          Now, I'm not saying that this was handled well, because there are three sides to every story. I might have handled it completely differently if I was the B San mgr. My first reaction, might have been to take the time to explain why (even if it was a lie) of why the resto could not keep the btl or send it home with you. Now, I usually will be completely honest with ppl, but that would depend on your demeanor as well. If you were being one of the "customer is always right/holier than thou" dime a dozen ppl, then all bets are off, as a lot of resto workers will attest to. Not worth the effort in most cases - since they are looking for a personal slave to boss around, and not a meal with their dining partners. But anyway, if you were a normal person, and I didn't know what the reason was that the owner did not want to package booze to go, or hold open booze, then I would simply admit that I didn't know, BUT, I would refund a portion of the charge, and you know what? I would sit down next to you, and take the $ out of my own pocket while explaining this to you. Then, I'd ask for a number I could reach you at, and after I spoke with the owner, and got the reason, I'd let you know. But, that's me. Again, I'm not saying this was handled properly, but in the resto biz, you really see a lot of yahoos day in, and day out, and even though you might not be one of them in the slightest, when you deal with a good amount of them, sometimes, it's really just not worth the hassle whether you think you are worth the hassle or not. Especially if you have a proven method of business, and core clientelle. I do think, however, that no REAL explanation for a 30.00 bottle of sake was a little short-sighted if two people were having a normal conversation about it. There are other spots as good as Bob San, maybe time to find a new haunt if this sticks in your craw? There are a few BYOB sushi joints that you could bring/take your own bottle to, and re-use it as many times as you want. Although I have never had an issue with service (other than the servers being somewhat indifferent,) I would try another joint if I were you. Bob San is definitely not the only good sushi bar in town. It is one of my favorite spots to sit at the sushi bar, and get simple nigiri, sashimi and maki, but it would be no big loss if I never went again.

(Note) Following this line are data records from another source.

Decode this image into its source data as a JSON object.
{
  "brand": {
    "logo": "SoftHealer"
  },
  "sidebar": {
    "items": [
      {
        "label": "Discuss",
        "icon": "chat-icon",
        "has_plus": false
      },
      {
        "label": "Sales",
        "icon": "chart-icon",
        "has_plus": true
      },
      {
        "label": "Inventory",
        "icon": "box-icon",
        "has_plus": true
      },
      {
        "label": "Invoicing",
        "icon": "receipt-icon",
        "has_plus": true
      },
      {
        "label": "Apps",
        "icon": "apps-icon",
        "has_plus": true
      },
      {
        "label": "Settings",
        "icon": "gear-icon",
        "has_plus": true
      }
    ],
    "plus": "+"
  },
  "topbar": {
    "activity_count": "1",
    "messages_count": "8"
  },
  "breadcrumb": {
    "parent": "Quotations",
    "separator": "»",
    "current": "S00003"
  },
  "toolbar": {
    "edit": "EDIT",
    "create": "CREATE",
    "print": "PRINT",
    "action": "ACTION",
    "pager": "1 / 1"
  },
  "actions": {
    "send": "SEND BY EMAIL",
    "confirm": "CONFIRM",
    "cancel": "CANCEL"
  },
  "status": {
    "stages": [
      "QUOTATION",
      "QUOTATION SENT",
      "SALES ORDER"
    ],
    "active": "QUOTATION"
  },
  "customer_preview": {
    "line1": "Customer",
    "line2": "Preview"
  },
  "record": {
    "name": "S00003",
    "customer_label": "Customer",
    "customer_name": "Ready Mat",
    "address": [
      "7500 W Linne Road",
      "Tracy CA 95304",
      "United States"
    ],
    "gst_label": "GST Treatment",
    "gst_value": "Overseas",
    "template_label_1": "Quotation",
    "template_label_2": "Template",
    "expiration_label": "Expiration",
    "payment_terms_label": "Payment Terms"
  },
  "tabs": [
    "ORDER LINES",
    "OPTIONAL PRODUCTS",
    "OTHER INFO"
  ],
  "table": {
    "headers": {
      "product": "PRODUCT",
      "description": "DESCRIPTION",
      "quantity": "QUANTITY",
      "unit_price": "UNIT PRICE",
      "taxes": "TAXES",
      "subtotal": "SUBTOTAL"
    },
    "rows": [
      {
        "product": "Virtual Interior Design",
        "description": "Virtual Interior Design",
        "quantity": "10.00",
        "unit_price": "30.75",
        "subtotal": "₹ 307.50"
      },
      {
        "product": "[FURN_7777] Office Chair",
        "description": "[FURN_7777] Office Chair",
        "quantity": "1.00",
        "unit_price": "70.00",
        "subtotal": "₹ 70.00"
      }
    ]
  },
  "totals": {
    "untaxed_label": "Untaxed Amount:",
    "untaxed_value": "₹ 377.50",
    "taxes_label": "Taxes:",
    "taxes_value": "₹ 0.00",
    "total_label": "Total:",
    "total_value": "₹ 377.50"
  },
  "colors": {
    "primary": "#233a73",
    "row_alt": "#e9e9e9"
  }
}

          1. I would have to say - no! I had a run-in with the owner of Mirai sushi, and though I do think that the food there is very good, I have never gone back and have made people I'm dining with change reservations to go elsewhere. She was so incredibly rude and, frankly, borderline insane, that thinking about it still makes me angry - and it was three years ago! There are plenty of other sushi places out there, don't go back to one that makes you unhappy.